Cookies on this website

We use cookies to ensure that we give you the best experience on our website. If you click 'Accept all cookies' we'll assume that you are happy to receive all cookies and you won't see this message again. If you click 'Reject all non-essential cookies' only necessary cookies providing core functionality such as security, network management, and accessibility will be enabled. Click 'Find out more' for information on how to change your cookie settings.

  • 1 October 2017 to 30 November 2019
  • Project No: 383
  • Funding round: FR 14

 Project website:

Many parents worry that food allergies cause eczema.  If a food cause sudden, severe reactions then they have to be avoided.  However, for children who “just” have eczema, we don’t know whether avoiding certain foods makes any difference to eczema symptoms.  Allergy tests are imperfect and experts disagree whether they should be offered.  Patients and doctors agree that this problem is a research priority.

Our study will help decide whether routine allergy tests for children with eczema are helpful or not.  The best way to do this is in a clinical trial.  Because of the lack of research in this area, we want to first run a smaller version of what the main study might look like.

80 children will take part.  Half will receive usual care from their GP.  The other half will be asked extra questions and offered skin prick allergy tests.

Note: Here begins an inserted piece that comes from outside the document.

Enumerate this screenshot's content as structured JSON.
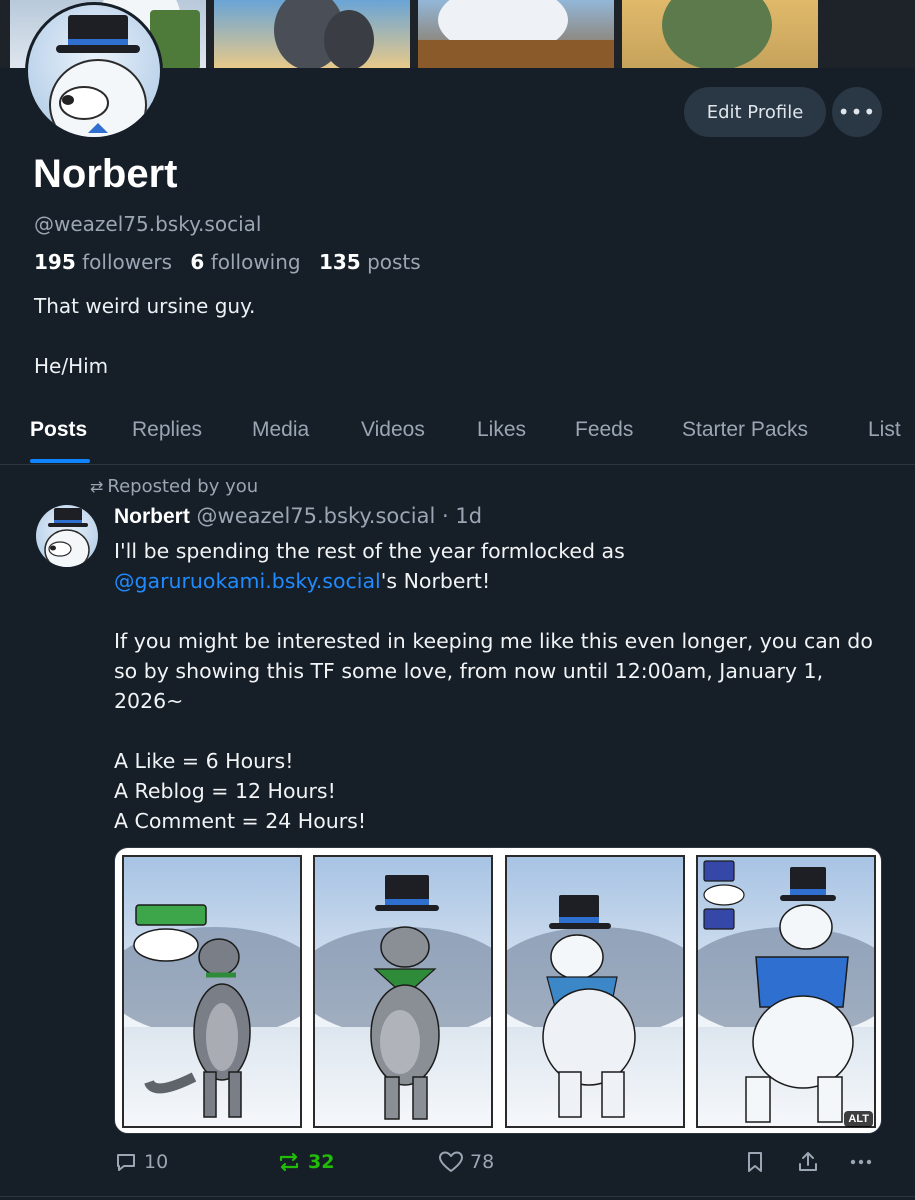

This involves “pricking” small drops of six common allergy-causing foods (cow's milk, peanut, hen's egg, codfish, wheat and cashew) into the skin and noting any local reaction (swelling).  If the results are unclear, some children will need to be observed eating some of the food(s) at their local hospital.  Depending on what the tests show, parents will be told what foods are safe or should be avoided.  We will follow everyone up for six months and interview some parents and GPs to find out what they think about the tests and the study itself.

At the end of this project, we will know how well a bigger study like this would work.  We will also have a better understanding of what parents and GPs think about food allergies and tests in children with eczema.  If we show that the main study is possible, we will apply for funding to do it. 

Projects by themes

We have grouped projects under the five SPCR themes in this document

Evidence synthesis working group

The collaboration will be conducting 18 high impact systematic reviews, under four workstreams.